- Up-tempo pop at 171 BPM, such as The Weeknd’s ‘Blinding Lights’ played for 10.4 percent of the playlist, resulted in an increased range expenditure of 23.6 percent.
- Soul ballad music at 79 BPM, such as Adele’s ‘Hello’ played for 15.3 percent of playlist, saw a range expenditure of 13.3 percent.
A diverse set of participants were chosen for the study. The group had no prior knowledge of the carefully selected test route nor the pre-set tracklist. Testing took place across two days, with a start point at Meridian Audio’s Huntingdon headquarters in Cambridgeshire, UK.
The carefully chosen 18-mile (29km) loop covered typical everyday EV6 usage including commuter travel, school run routes and shopping errand scenarios.

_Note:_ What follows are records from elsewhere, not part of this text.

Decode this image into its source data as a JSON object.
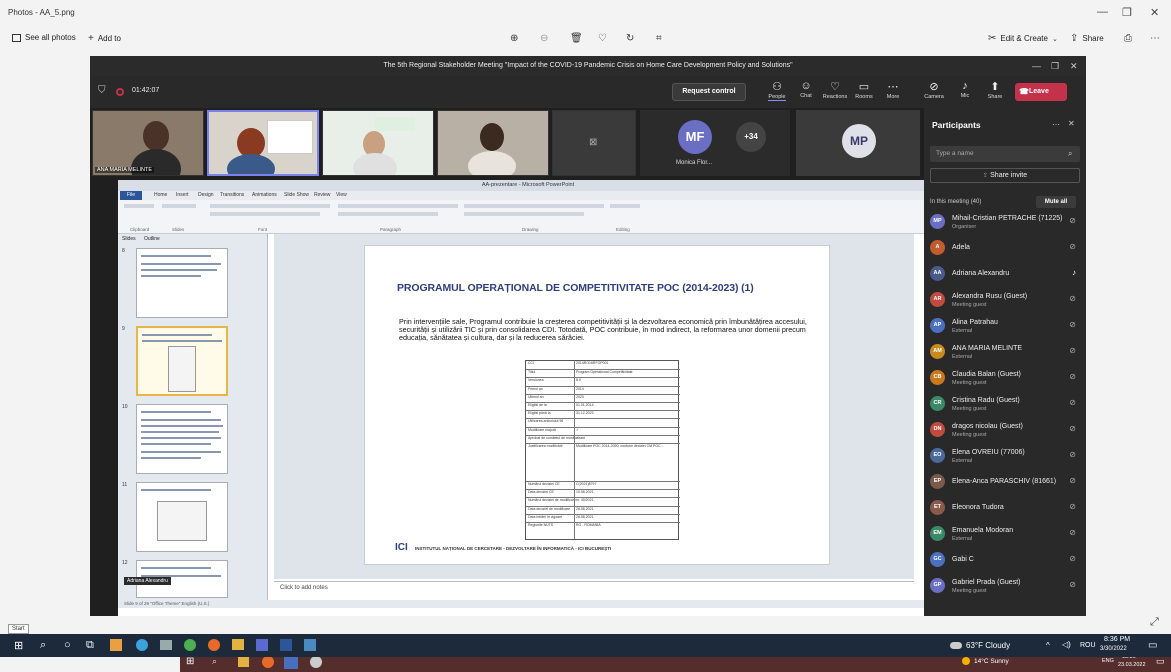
{
  "app": {
    "title": "Photos - AA_5.png",
    "see_all": "See all photos",
    "add_to": "Add to",
    "edit_create": "Edit & Create",
    "share": "Share"
  },
  "meeting": {
    "title": "The 5th Regional Stakeholder Meeting \"Impact of the COVID-19 Pandemic Crisis on Home Care Development Policy and Solutions\"",
    "timer": "01:42:07",
    "request_control": "Request control",
    "controls": [
      "People",
      "Chat",
      "Reactions",
      "Rooms",
      "More",
      "Camera",
      "Mic",
      "Share"
    ],
    "leave": "Leave",
    "tile_labels": [
      "ANA MARIA MELINTE",
      "Monica Flor..."
    ],
    "avatar_mf": "MF",
    "plus_count": "+34",
    "avatar_mp": "MP"
  },
  "participants": {
    "title": "Participants",
    "search_placeholder": "Type a name",
    "share_invite": "Share invite",
    "in_meeting": "In this meeting (40)",
    "mute_all": "Mute all",
    "list": [
      {
        "initials": "MP",
        "name": "Mihail-Cristian PETRACHE (71225)",
        "sub": "Organiser",
        "color": "#6b6fc4"
      },
      {
        "initials": "A",
        "name": "Adela",
        "sub": "",
        "color": "#c25c2f"
      },
      {
        "initials": "AA",
        "name": "Adriana Alexandru",
        "sub": "",
        "color": "#4a5a8a"
      },
      {
        "initials": "AR",
        "name": "Alexandra Rusu (Guest)",
        "sub": "Meeting guest",
        "color": "#c24b40"
      },
      {
        "initials": "AP",
        "name": "Alina Patrahau",
        "sub": "External",
        "color": "#4d6fbf"
      },
      {
        "initials": "AM",
        "name": "ANA MARIA MELINTE",
        "sub": "External",
        "color": "#c98a1e"
      },
      {
        "initials": "CB",
        "name": "Claudia Balan (Guest)",
        "sub": "Meeting guest",
        "color": "#c97a1e"
      },
      {
        "initials": "CR",
        "name": "Cristina Radu (Guest)",
        "sub": "Meeting guest",
        "color": "#3a8a6a"
      },
      {
        "initials": "DN",
        "name": "dragos nicolau (Guest)",
        "sub": "Meeting guest",
        "color": "#c24b40"
      },
      {
        "initials": "EO",
        "name": "Elena OVREIU (77006)",
        "sub": "External",
        "color": "#4a6a9a"
      },
      {
        "initials": "EP",
        "name": "Elena-Anca PARASCHIV (81661)",
        "sub": "",
        "color": "#7a5a4a"
      },
      {
        "initials": "ET",
        "name": "Eleonora Tudora",
        "sub": "",
        "color": "#8a5a4a"
      },
      {
        "initials": "EM",
        "name": "Emanuela Modoran",
        "sub": "External",
        "color": "#3a8a6a"
      },
      {
        "initials": "GC",
        "name": "Gabi C",
        "sub": "",
        "color": "#4d6fbf"
      },
      {
        "initials": "GP",
        "name": "Gabriel Prada (Guest)",
        "sub": "Meeting guest",
        "color": "#6b6fc4"
      }
    ]
  },
  "ppt": {
    "window_title": "AA-prezentare - Microsoft PowerPoint",
    "file_tab": "File",
    "tabs": [
      "Home",
      "Insert",
      "Design",
      "Transitions",
      "Animations",
      "Slide Show",
      "Review",
      "View"
    ],
    "groups": [
      "Clipboard",
      "Slides",
      "Font",
      "Paragraph",
      "Drawing",
      "Editing"
    ],
    "pane_tabs": [
      "Slides",
      "Outline"
    ],
    "slide_numbers": [
      "8",
      "9",
      "10",
      "11",
      "12"
    ],
    "slide_title": "PROGRAMUL OPERAȚIONAL DE COMPETITIVITATE POC (2014-2023) (1)",
    "slide_body": "Prin intervențiile sale, Programul contribuie la creșterea competitivității și la dezvoltarea economică prin îmbunătățirea accesului, securității și utilizării TIC și prin consolidarea CDI. Totodată, POC contribuie, în mod indirect, la reformarea unor domenii precum educația, sănătatea și cultura, dar și la reducerea sărăciei.",
    "table_rows": [
      [
        "CCI",
        "2014RO16RFOP001"
      ],
      [
        "Titlul",
        "Program Operațional Competitivitate"
      ],
      [
        "Versiunea",
        "8.0"
      ],
      [
        "Primul an",
        "2014"
      ],
      [
        "Ultimul an",
        "2020"
      ],
      [
        "Eligibil de la",
        "01.01.2014"
      ],
      [
        "Eligibil până la",
        "31.12.2023"
      ],
      [
        "Utilizarea articolului 96",
        ""
      ],
      [
        "Modificare majoră",
        "✓"
      ],
      [
        "Aprobat de comitetul de monitorizare",
        "✓"
      ],
      [
        "Justificarea modificării",
        "Modificare POC 2014-2020, conform deciziei CM POC..."
      ],
      [
        "Numărul deciziei CE",
        "C(2021)8797"
      ],
      [
        "Data deciziei CE",
        "10.08.2021"
      ],
      [
        "Numărul deciziei de modificare",
        "nr. 40/2021"
      ],
      [
        "Data deciziei de modificare",
        "26.08.2021"
      ],
      [
        "Data intrării în vigoare",
        "26.08.2021"
      ],
      [
        "Regiunile NUTS",
        "RO - ROMANIA"
      ]
    ],
    "footer": "INSTITUTUL NAȚIONAL DE CERCETARE - DEZVOLTARE ÎN INFORMATICĂ - ICI BUCUREȘTI",
    "notes_placeholder": "Click to add notes",
    "status": "Slide 9 of 29   \"Office Theme\"   English (U.S.)",
    "tooltip": "Adriana Alexandru"
  },
  "inner_taskbar": {
    "weather": "14°C Sunny",
    "lang": "ENG",
    "time": "13:30",
    "date": "23.03.2022"
  },
  "taskbar": {
    "start_tip": "Start",
    "weather": "63°F Cloudy",
    "lang": "ROU",
    "time": "8:36 PM",
    "date": "3/30/2022"
  }
}
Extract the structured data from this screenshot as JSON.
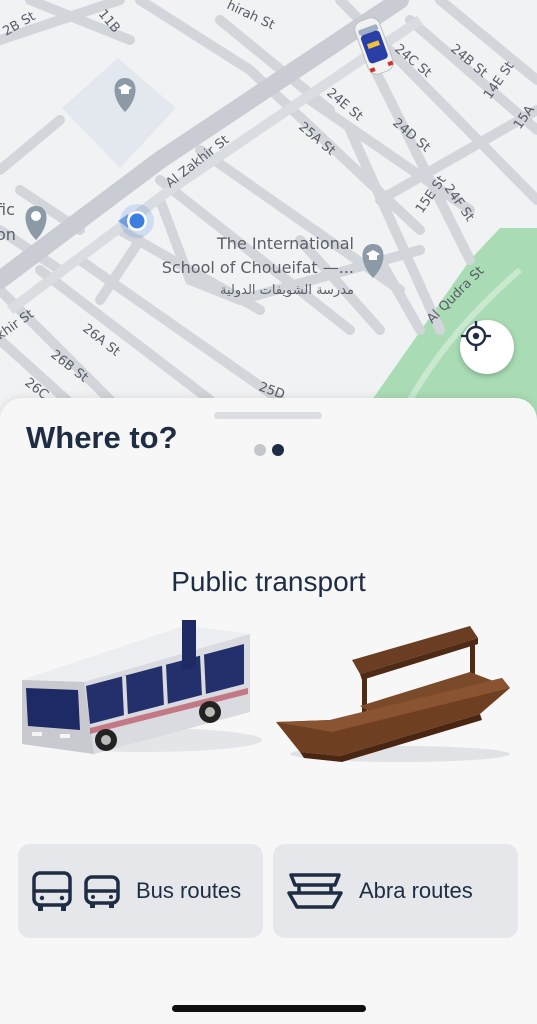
{
  "map": {
    "streets": {
      "s2b": "2B St",
      "s11b": "11B",
      "hirah": "hirah St",
      "al_zakhir": "Al Zakhir St",
      "s25a": "25A St",
      "s24e": "24E St",
      "s24d": "24D St",
      "s24b": "24B St",
      "s14e": "14E St",
      "s24c": "24C St",
      "s15e": "15E St",
      "s24f": "24F St",
      "s15a": "15A",
      "al_qudra": "Al Qudra St",
      "khir": "khir St",
      "s26a": "26A St",
      "s26b": "26B St",
      "s26c": "26C",
      "s25d": "25D"
    },
    "poi": {
      "school_en_line1": "The International",
      "school_en_line2": "School of Choueifat —...",
      "school_ar": "مدرسة الشويفات الدولية",
      "left_partial_1": "fic",
      "left_partial_2": "on"
    }
  },
  "sheet": {
    "title": "Where to?",
    "pager": {
      "count": 2,
      "active_index": 1
    },
    "subtitle": "Public transport",
    "buttons": [
      {
        "label": "Bus routes"
      },
      {
        "label": "Abra routes"
      }
    ]
  },
  "colors": {
    "primary": "#1f2d44",
    "location_dot": "#3b7fe0",
    "park": "#a9dcb5",
    "map_bg": "#f1f2f4"
  }
}
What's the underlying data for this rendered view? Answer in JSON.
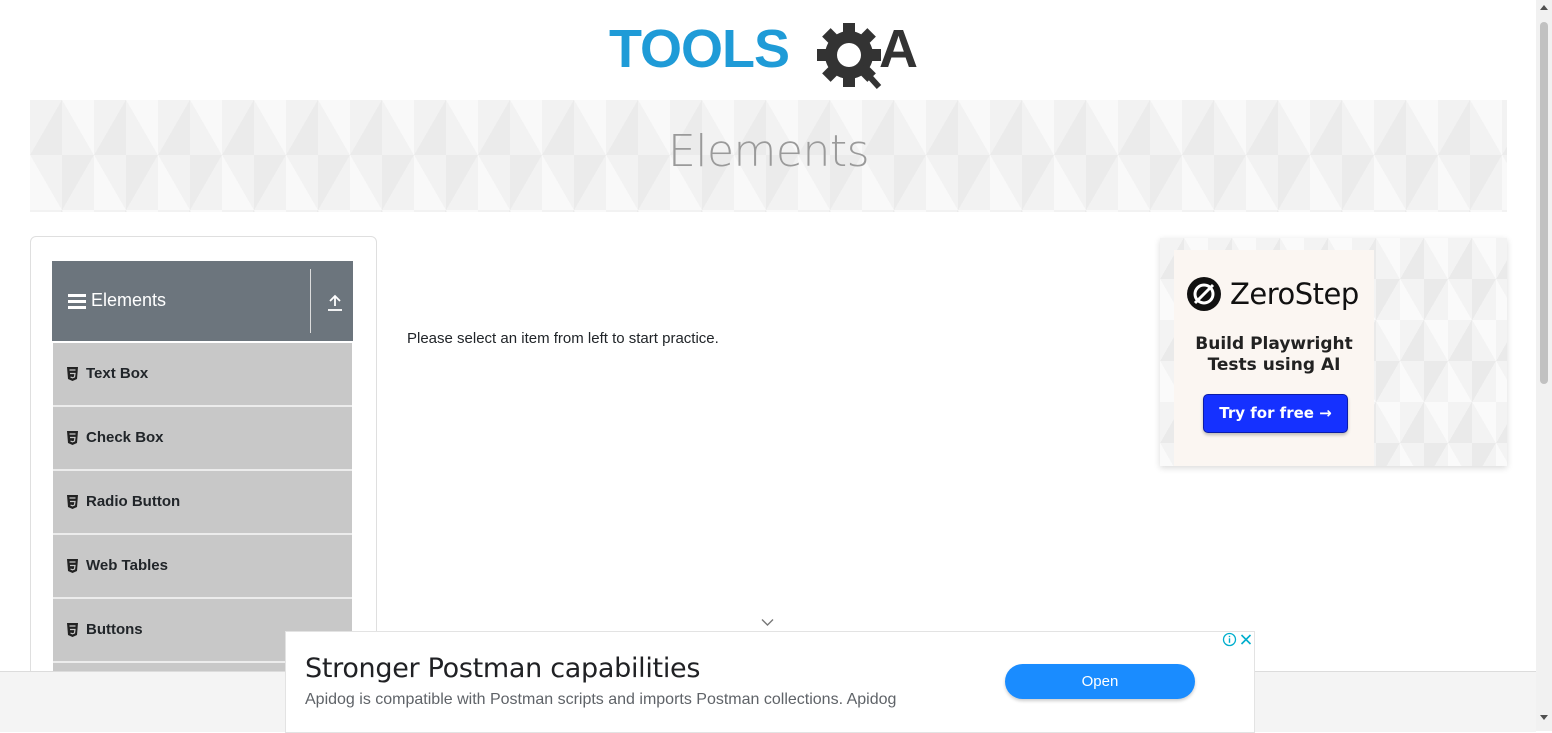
{
  "logo": {
    "text_part": "TOOLS",
    "text_part2": "A",
    "brand_blue": "#1f9bd7",
    "brand_dark": "#333333"
  },
  "banner": {
    "title": "Elements"
  },
  "sidebar": {
    "group_title": "Elements",
    "items": [
      {
        "label": "Text Box"
      },
      {
        "label": "Check Box"
      },
      {
        "label": "Radio Button"
      },
      {
        "label": "Web Tables"
      },
      {
        "label": "Buttons"
      }
    ]
  },
  "main": {
    "instruction": "Please select an item from left to start practice."
  },
  "side_ad": {
    "brand": "ZeroStep",
    "tagline_line1": "Build Playwright",
    "tagline_line2": "Tests using AI",
    "cta": "Try for free →",
    "cta_color": "#1531ff"
  },
  "bottom_ad": {
    "headline": "Stronger Postman capabilities",
    "description": "Apidog is compatible with Postman scripts and imports Postman collections. Apidog",
    "button": "Open",
    "button_color": "#1a8cff"
  },
  "colors": {
    "sidebar_header": "#6c757d",
    "menu_item_bg": "#c8c8c8"
  }
}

As a result, the test route combined stop/start in-town traffic, busy roundabouts, and tight residential roads with free-flowing dual carriageways, fast inland open stretches, and dynamic and twisty country roads.
The carefully curated tracklist was added to the EV6’s infotainment system and tailored to take the test drivers on a contrasting sonic journey. The tracks were played in the same order (see below) for each test, with aspects such as volume, bass and treble all set to the same level for each drive.
- Tycho – ‘Awake’
- Adele – ‘Hello’
- The Weeknd – ‘Blinding Lights’
- Anna Meredith – ‘Nautilus’
- Kanye West – ‘Fade’
- Beethoven – ‘Symphony No. 9 in D Minor, Op.125 “Choral”:2 (Molto vivace)’
The EV6’s audio settings were checked before the start of each test to ensure all levels and elements remained the same. A ‘control’ run was also carried out with no music.
Drivers weren’t fully briefed on what the research was exploring and tracks on the playlist didn’t necessarily correlate with the same sections of road from one driver to the next, due to changing road conditions and driver behaviour. The results, therefore, suggest a correlation between certain types of music and greater or reduced energy use.
This difference in range expenditure was shocking for us at here ElectricDrives because we often drive with more upbeat music. We now know that in future to increase range, especially on longer journeys, we will listen to something more sedate.